Given that macular degeneration is the primary cause of blindness in older adults and that experts project that as many as three million people will have the disease within the next 12 years, those who value their sight would be wise to pay attention to these studies. If preserving your sight doesn’t motivate you, as mentioned above, there are plenty of other reasons to toss the Wesson Oil and stock up on nuts and olive oil. Studies show that the Mediterranean diet dramatically cuts the risk of almost every leading illness — including cancer and heart disease — plus it confers longer life. And if even that doesn’t inspire you to switch to the diet, here’s one more tidbit that might: a related study found a significant link between macular degeneration and cognitive decline.
The director of that study, Tien Yin Wong of the University of Melbourne, summed up his findings: “Our study suggests that there may be common links in the cause and risk factors for both conditions [macular degeneration and cognitive decline]. These links further raise the possibility that preventive and treatment strategies targeted at one condition may be useful for another.”
In other words, if you want to keep both your eyes and your memories of what you’ve seen with them throughout your life, you’d do well to cut out the cupcakes and eat plenty of veggies, krill oil, and nuts.
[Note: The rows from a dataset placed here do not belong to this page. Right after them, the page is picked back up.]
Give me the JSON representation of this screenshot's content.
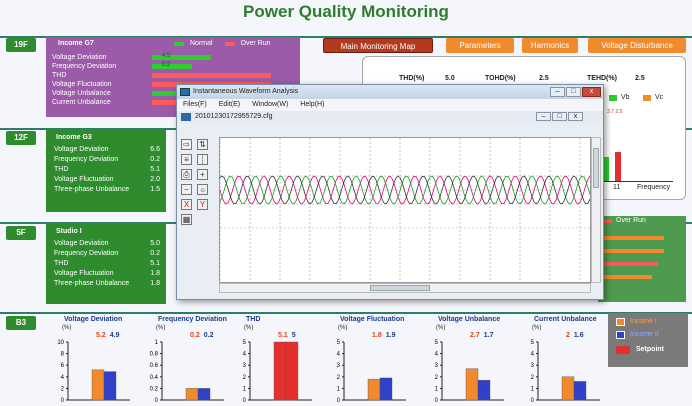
{
  "page_title": "Power Quality Monitoring",
  "floors": [
    {
      "id": "19F"
    },
    {
      "id": "12F"
    },
    {
      "id": "5F"
    },
    {
      "id": "B3"
    }
  ],
  "floor19": {
    "title": "Income G7",
    "legend_normal": "Normal",
    "legend_overrun": "Over Run",
    "rows": [
      {
        "label": "Voltage Deviation",
        "value": "4.5",
        "level": 0.45,
        "over": false
      },
      {
        "label": "Frequency Deviation",
        "value": "0.2",
        "level": 0.3,
        "over": false
      },
      {
        "label": "THD",
        "value": "",
        "level": 0.9,
        "over": true
      },
      {
        "label": "Voltage Fluctuation",
        "value": "",
        "level": 0.9,
        "over": true
      },
      {
        "label": "Voltage Unbalance",
        "value": "",
        "level": 0.85,
        "over": false
      },
      {
        "label": "Current Unbalance",
        "value": "",
        "level": 0.6,
        "over": true
      }
    ]
  },
  "floor12": {
    "title": "Income G3",
    "rows": [
      {
        "label": "Voltage Deviation",
        "value": "6.6"
      },
      {
        "label": "Frequency Deviation",
        "value": "0.2"
      },
      {
        "label": "THD",
        "value": "5.1"
      },
      {
        "label": "Voltage Fluctuation",
        "value": "2.0"
      },
      {
        "label": "Three-phase Unbalance",
        "value": "1.5"
      }
    ]
  },
  "floor5": {
    "title": "Studio I",
    "legend_overrun": "Over Run",
    "rows": [
      {
        "label": "Voltage Deviation",
        "value": "5.0"
      },
      {
        "label": "Frequency Deviation",
        "value": "0.2"
      },
      {
        "label": "THD",
        "value": "5.1"
      },
      {
        "label": "Voltage Fluctuation",
        "value": "1.8"
      },
      {
        "label": "Three-phase Unbalance",
        "value": "1.8"
      }
    ]
  },
  "nav": {
    "main_map": "Main Monitoring Map",
    "parameters": "Parameters",
    "harmonics": "Harmonics",
    "voltage_disturbance": "Voltage Disturbance"
  },
  "harmonics": {
    "thd_label": "THD(%)",
    "thd_value": "5.0",
    "tohd_label": "TOHD(%)",
    "tohd_value": "2.5",
    "tehd_label": "TEHD(%)",
    "tehd_value": "2.5",
    "vb": "Vb",
    "vc": "Vc",
    "xlabel": "Frequency",
    "tick": "11",
    "small": "3.7 2.5"
  },
  "window": {
    "title": "Instantaneous Waveform Analysis",
    "menu": [
      "Files(F)",
      "Edit(E)",
      "Window(W)",
      "Help(H)"
    ],
    "child_title": "20101230172955729.cfg"
  },
  "b3_legend": {
    "income1": "Income I",
    "income2": "Income II",
    "setpoint": "Setpoint"
  },
  "chart_data": [
    {
      "type": "bar",
      "title": "Voltage Deviation",
      "ylabel": "(%)",
      "ylim": [
        0,
        10
      ],
      "ticks": [
        "10",
        "8",
        "6",
        "4",
        "2",
        "0"
      ],
      "series": [
        {
          "name": "Income I",
          "values": [
            5.2
          ]
        },
        {
          "name": "Income II",
          "values": [
            4.9
          ]
        }
      ],
      "colors": [
        "#f08a2c",
        "#3140c8"
      ]
    },
    {
      "type": "bar",
      "title": "Frequency Deviation",
      "ylabel": "(%)",
      "ylim": [
        0,
        1
      ],
      "ticks": [
        "1",
        "0.8",
        "0.6",
        "0.4",
        "0.2",
        "0"
      ],
      "series": [
        {
          "name": "Income I",
          "values": [
            0.2
          ]
        },
        {
          "name": "Income II",
          "values": [
            0.2
          ]
        }
      ],
      "colors": [
        "#f08a2c",
        "#3140c8"
      ]
    },
    {
      "type": "bar",
      "title": "THD",
      "ylabel": "(%)",
      "ylim": [
        0,
        5
      ],
      "ticks": [
        "5",
        "4",
        "3",
        "2",
        "1",
        "0"
      ],
      "series": [
        {
          "name": "Income I",
          "values": [
            5.1
          ]
        },
        {
          "name": "Income II",
          "values": [
            5.0
          ]
        }
      ],
      "colors": [
        "#e52e2e",
        "#e52e2e"
      ]
    },
    {
      "type": "bar",
      "title": "Voltage Fluctuation",
      "ylabel": "(%)",
      "ylim": [
        0,
        5
      ],
      "ticks": [
        "5",
        "4",
        "3",
        "2",
        "1",
        "0"
      ],
      "series": [
        {
          "name": "Income I",
          "values": [
            1.8
          ]
        },
        {
          "name": "Income II",
          "values": [
            1.9
          ]
        }
      ],
      "colors": [
        "#f08a2c",
        "#3140c8"
      ]
    },
    {
      "type": "bar",
      "title": "Voltage Unbalance",
      "ylabel": "(%)",
      "ylim": [
        0,
        5
      ],
      "ticks": [
        "5",
        "4",
        "3",
        "2",
        "1",
        "0"
      ],
      "series": [
        {
          "name": "Income I",
          "values": [
            2.7
          ]
        },
        {
          "name": "Income II",
          "values": [
            1.7
          ]
        }
      ],
      "colors": [
        "#f08a2c",
        "#3140c8"
      ]
    },
    {
      "type": "bar",
      "title": "Current Unbalance",
      "ylabel": "(%)",
      "ylim": [
        0,
        5
      ],
      "ticks": [
        "5",
        "4",
        "3",
        "2",
        "1",
        "0"
      ],
      "series": [
        {
          "name": "Income I",
          "values": [
            2.0
          ]
        },
        {
          "name": "Income II",
          "values": [
            1.6
          ]
        }
      ],
      "colors": [
        "#f08a2c",
        "#3140c8"
      ]
    }
  ]
}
P.S. Studies have also found that consuming six mg per day of lutein can also lower risk of macular degeneration by a whopping 43%. You can get plenty of the carotenoid antioxidant lutein by eating lots of green leafy vegetables such as kale and chard, particularly raw — and of course, fresh veggies are key in the Mediterranean diet. Various fruits also contain lutein as well as zeaxanthin, another helpful carotenoid. Lutein/zeaxanthin supplements have been found helpful in increasing macular pigment as well as in preventing cataracts (in combination with vitamin C), which is one reason you’ll find these components in the Ultimate Antioxidant.